I could enjoy the walk if I wasn’t so frustrated about being lost. And also a little scared—this neighborhood is really seedy. I passed a filthy homeless guy lying on the sidewalk who smelled like urine. He asked me for money, and when I said I didn’t have any, he asked me if he could touch my hair. I started walking faster after that. But I think I’m just making myself get more lost faster.
I need to find a payphone. I can call my mom and ask her to come rescue me. I didn’t want to do it, but I don’t have much of a choice.
I see a payphone at the corner and dig a quarter out of my pocket. I’ve got one quarter, two dimes, and one penny—that’s all the change in my pocket. On top of that, I’ve got four dollar bills.
I stick my quarter in the payphone. I’ve only used a payphone a few times in my life, and I don’t exactly know what I’m doing, but I figure it can’t be that hard. Except when I dial my home number, all I hear in the receiver is silence. It’s not ringing. I think this stupid payphone is broken.
I slam down the receiver and keep walking. The neighborhood I’m in is looking increasingly sketchy, but I’m not sure what to do. I see three teenage boys up ahead. Maybe I should ask them for directions home. It’s clear at this point that I’m not going to manage to wander home without help.
“Hey, honey,” the tallest of the boys says to me as I approach them.
Another boy snickers, “Nice ass.”
Now I think maybe I shouldn’t ask them for directions.
“I never seen you around here, baby,” the other boy says to me. “You new in town?”
I get this sick feeling in my stomach. Something in my brain is telling me to run, but my legs are frozen.
The tall boy saunters over to me, grinning. “You got pretty hair.” He reaches out to touch my hair and I jerk away, horrified. My reaction makes the other boys laugh. “What are you so scared of, baby? We’re just looking to have a little fun.” He looks me in the eyes for a split second before I look away. “Don’t you like fun?”
“I have to go,” I croak, backing away from them.
I turn to leave, but there’s another boy behind me. They’ve surrounded me. Oh my God, I can’t get away from them.

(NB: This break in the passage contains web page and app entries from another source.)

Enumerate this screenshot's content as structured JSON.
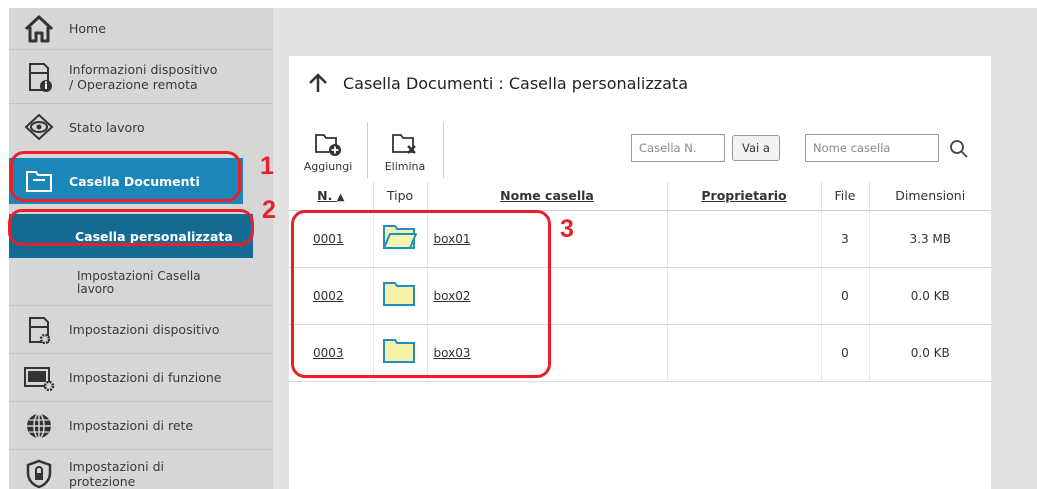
{
  "sidebar": {
    "items": [
      {
        "id": "home",
        "label": "Home"
      },
      {
        "id": "device-info",
        "label": "Informazioni dispositivo",
        "label2": "/ Operazione remota"
      },
      {
        "id": "job-status",
        "label": "Stato lavoro"
      },
      {
        "id": "document-box",
        "label": "Casella Documenti"
      },
      {
        "id": "device-settings",
        "label": "Impostazioni dispositivo"
      },
      {
        "id": "function-settings",
        "label": "Impostazioni di funzione"
      },
      {
        "id": "network-settings",
        "label": "Impostazioni di rete"
      },
      {
        "id": "security-settings",
        "label": "Impostazioni di",
        "label2": "protezione"
      }
    ],
    "subitems": [
      {
        "id": "custom-box",
        "label": "Casella personalizzata"
      },
      {
        "id": "job-box-settings",
        "label": "Impostazioni Casella",
        "label2": "lavoro"
      }
    ]
  },
  "callouts": [
    "1",
    "2",
    "3"
  ],
  "main": {
    "title": "Casella Documenti : Casella personalizzata",
    "toolbar": {
      "add_label": "Aggiungi",
      "delete_label": "Elimina",
      "box_number_placeholder": "Casella N.",
      "go_label": "Vai a",
      "box_name_placeholder": "Nome casella"
    },
    "table": {
      "headers": [
        "N.",
        "Tipo",
        "Nome casella",
        "Proprietario",
        "File",
        "Dimensioni"
      ],
      "rows": [
        {
          "number": "0001",
          "name": "box01",
          "owner": "",
          "files": "3",
          "size": "3.3 MB",
          "open": true
        },
        {
          "number": "0002",
          "name": "box02",
          "owner": "",
          "files": "0",
          "size": "0.0 KB",
          "open": false
        },
        {
          "number": "0003",
          "name": "box03",
          "owner": "",
          "files": "0",
          "size": "0.0 KB",
          "open": false
        }
      ]
    }
  },
  "colors": {
    "active_nav": "#1a87b8",
    "active_sub": "#146b93",
    "callout_red": "#e8202b",
    "folder_yellow": "#f6f1a8"
  }
}
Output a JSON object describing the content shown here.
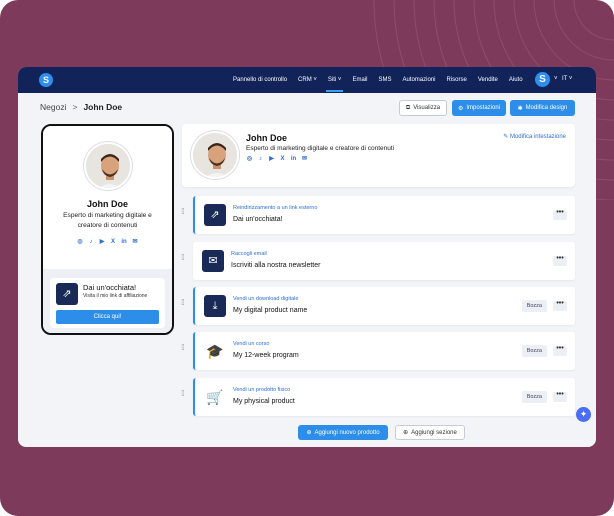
{
  "nav": {
    "items": [
      {
        "label": "Pannello di controllo",
        "active": false
      },
      {
        "label": "CRM",
        "dropdown": true,
        "active": false
      },
      {
        "label": "Siti",
        "dropdown": true,
        "active": true
      },
      {
        "label": "Email",
        "active": false
      },
      {
        "label": "SMS",
        "active": false
      },
      {
        "label": "Automazioni",
        "active": false
      },
      {
        "label": "Risorse",
        "active": false
      },
      {
        "label": "Vendite",
        "active": false
      },
      {
        "label": "Aiuto",
        "active": false
      }
    ],
    "logo_letter": "S",
    "user_letter": "S",
    "language": "IT"
  },
  "breadcrumb": {
    "parent": "Negozi",
    "separator": ">",
    "current": "John Doe"
  },
  "toolbar": {
    "preview_label": "Visualizza",
    "settings_label": "Impostazioni",
    "edit_design_label": "Modifica design"
  },
  "profile": {
    "name": "John Doe",
    "bio": "Esperto di marketing digitale e creatore di contenuti",
    "social_icons": [
      "instagram-icon",
      "tiktok-icon",
      "youtube-icon",
      "x-icon",
      "linkedin-icon",
      "email-icon"
    ]
  },
  "phone_preview": {
    "promo_title": "Dai un'occhiata!",
    "promo_subtitle": "Visita il mio link di affiliazione",
    "promo_button": "Clicca qui!"
  },
  "header_card": {
    "edit_label": "Modifica intestazione"
  },
  "items": [
    {
      "type_label": "Reindirizzamento a un link esterno",
      "title": "Dai un'occhiata!",
      "icon": "external-link-icon",
      "badge": "",
      "accent": true
    },
    {
      "type_label": "Raccogli email",
      "title": "Iscriviti alla nostra newsletter",
      "icon": "envelope-icon",
      "badge": "",
      "accent": false
    },
    {
      "type_label": "Vendi un download digitale",
      "title": "My digital product name",
      "icon": "download-icon",
      "badge": "Bozza",
      "accent": true
    },
    {
      "type_label": "Vendi un corso",
      "title": "My 12-week program",
      "icon": "graduation-cap-icon",
      "badge": "Bozza",
      "accent": true
    },
    {
      "type_label": "Vendi un prodotto fisico",
      "title": "My physical product",
      "icon": "cart-icon",
      "badge": "Bozza",
      "accent": true
    }
  ],
  "more_label": "•••",
  "actions": {
    "add_product": "Aggiungi nuovo prodotto",
    "add_section": "Aggiungi sezione"
  },
  "colors": {
    "background": "#7d3a5b",
    "nav": "#12235a",
    "accent": "#2c8ee8",
    "icon_box": "#1a2a57",
    "link": "#2c6fd0"
  }
}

Even one of them is stronger than I am, but I have no chance against all three. There’s nothing I can do—I can fight but I’ll certainly lose.

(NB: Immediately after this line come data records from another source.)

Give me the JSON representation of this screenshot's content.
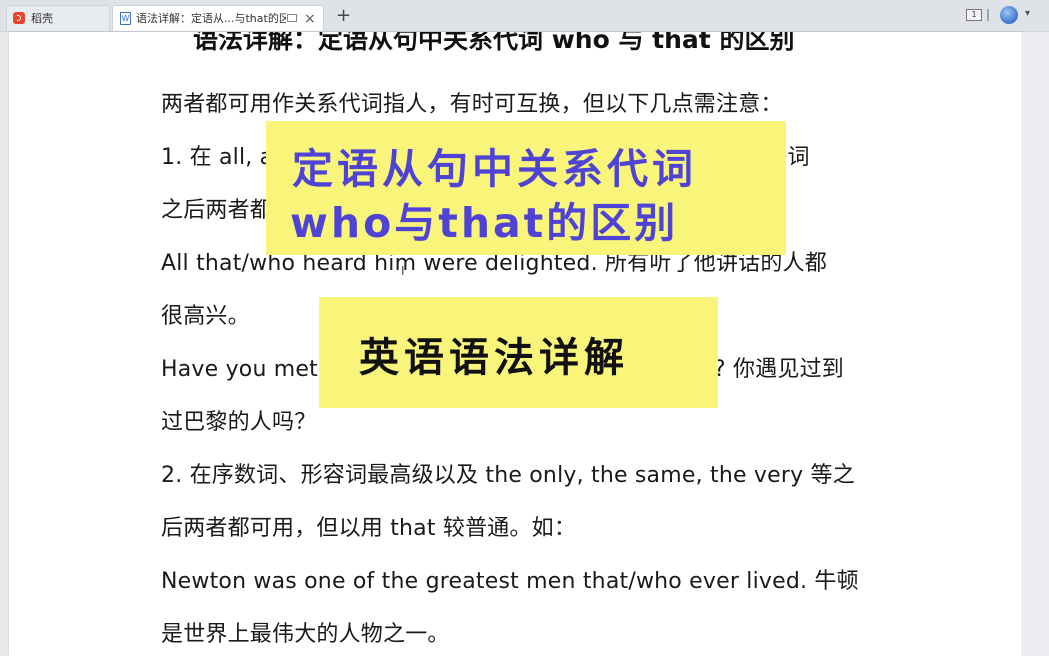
{
  "tabs": {
    "home_label": "稻壳",
    "doc_icon_letter": "W",
    "doc_label": "语法详解：定语从...与that的区别"
  },
  "window": {
    "newtab_symbol": "+",
    "counter": "1"
  },
  "document": {
    "title": "语法详解：定语从句中关系代词 who 与 that 的区别",
    "lines": [
      "两者都可用作关系代词指人，有时可互换，但以下几点需注意：",
      "1. 在 all, any, anyone, everybody, nobody, somebody 等词",
      "之后两者都可用，但以用 that 较普通。如：",
      "All that/who heard him were delighted. 所有听了他讲话的人都",
      "很高兴。",
      "Have you met anyone that/who has been to Paris? 你遇见过到",
      "过巴黎的人吗？",
      "2. 在序数词、形容词最高级以及 the only, the same, the very 等之",
      "后两者都可用，但以用 that 较普通。如：",
      "Newton was one of the greatest men that/who ever lived. 牛顿",
      "是世界上最伟大的人物之一。"
    ]
  },
  "overlay": {
    "main_line1": "定语从句中关系代词",
    "main_line2": "who与that的区别",
    "sub": "英语语法详解",
    "main_color": "#4f43d6",
    "banner_color": "#f8f57a"
  }
}
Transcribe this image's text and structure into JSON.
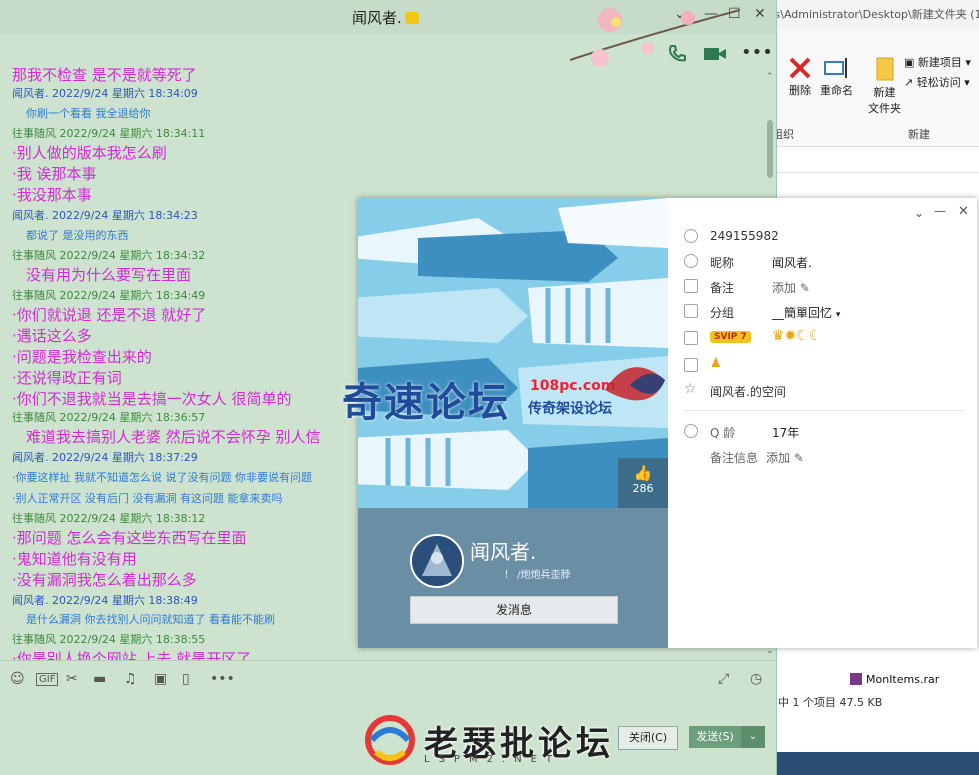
{
  "explorer": {
    "path": "rs\\Administrator\\Desktop\\新建文件夹 (1",
    "ribbon": {
      "delete": "删除",
      "rename": "重命名",
      "new_folder_1": "新建",
      "new_folder_2": "文件夹",
      "new_item": "新建项目",
      "easy_access": "轻松访问",
      "group_organize": "组织",
      "group_new": "新建"
    },
    "file_name": "MonItems.rar",
    "status": "中 1 个项目   47.5 KB"
  },
  "chat": {
    "title": "闻风者.",
    "messages": [
      {
        "kind": "big",
        "text": "那我不检查  是不是就等死了"
      },
      {
        "kind": "header-blue",
        "text": "闻风者. 2022/9/24 星期六 18:34:09"
      },
      {
        "kind": "small",
        "text": "你刷一个看看 我全退给你"
      },
      {
        "kind": "header-green",
        "text": "往事随风 2022/9/24 星期六 18:34:11"
      },
      {
        "kind": "big",
        "text": "·别人做的版本我怎么刷"
      },
      {
        "kind": "big",
        "text": "·我  诶那本事"
      },
      {
        "kind": "big",
        "text": "·我没那本事"
      },
      {
        "kind": "header-blue",
        "text": "闻风者. 2022/9/24 星期六 18:34:23"
      },
      {
        "kind": "small",
        "text": "都说了 是没用的东西"
      },
      {
        "kind": "header-green",
        "text": "往事随风 2022/9/24 星期六 18:34:32"
      },
      {
        "kind": "big",
        "text": "没有用为什么要写在里面"
      },
      {
        "kind": "header-green",
        "text": "往事随风 2022/9/24 星期六 18:34:49"
      },
      {
        "kind": "big",
        "text": "·你们就说退  还是不退  就好了"
      },
      {
        "kind": "big",
        "text": "·遇话这么多"
      },
      {
        "kind": "big",
        "text": "·问题是我检查出来的"
      },
      {
        "kind": "big",
        "text": "·还说得政正有词"
      },
      {
        "kind": "big",
        "text": "·你们不退我就当是去搞一次女人  很简单的"
      },
      {
        "kind": "header-green",
        "text": "往事随风 2022/9/24 星期六 18:36:57"
      },
      {
        "kind": "big",
        "text": "难道我去搞别人老婆  然后说不会怀孕  别人信"
      },
      {
        "kind": "header-blue",
        "text": "闻风者. 2022/9/24 星期六 18:37:29"
      },
      {
        "kind": "small",
        "text": "·你要这样扯  我就不知道怎么说  说了没有问题  你非要说有问题"
      },
      {
        "kind": "small",
        "text": "·别人正常开区 没有后门 没有漏洞  有这问题 能拿来卖吗"
      },
      {
        "kind": "header-green",
        "text": "往事随风 2022/9/24 星期六 18:38:12"
      },
      {
        "kind": "big",
        "text": "·那问题    怎么会有这些东西写在里面"
      },
      {
        "kind": "big",
        "text": "·鬼知道他有没有用"
      },
      {
        "kind": "big",
        "text": "·没有漏洞我怎么着出那么多"
      },
      {
        "kind": "header-blue",
        "text": "闻风者. 2022/9/24 星期六 18:38:49"
      },
      {
        "kind": "small",
        "text": "是什么漏洞 你去找别人问问就知道了  看看能不能刷"
      },
      {
        "kind": "header-green",
        "text": "往事随风 2022/9/24 星期六 18:38:55"
      },
      {
        "kind": "big",
        "text": "·你是别人换个网站  上去  就是开区了"
      }
    ],
    "close_label": "关闭(C)",
    "send_label": "发送(S)"
  },
  "profile": {
    "likes": "286",
    "name": "闻风者.",
    "signature": "！ /炮炮兵歪脖",
    "message_button": "发消息",
    "qq": "249155982",
    "nickname_label": "昵称",
    "nickname": "闻风者.",
    "remark_label": "备注",
    "remark_add": "添加",
    "group_label": "分组",
    "group_value": "__簡單回忆",
    "vip_label": "SVIP 7",
    "space": "闻风者.的空间",
    "age_label": "Q 龄",
    "age_value": "17年",
    "remark_info_label": "备注信息",
    "remark_info_add": "添加"
  },
  "watermarks": {
    "top_main": "奇速论坛",
    "top_site": "108pc.com",
    "top_tag": "传奇架设论坛",
    "bottom_main": "老瑟批论坛",
    "bottom_sub": "LSPM2.NET"
  }
}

The tallest boy creeps closer to me, a terrifying glint in his eye.
To be continued…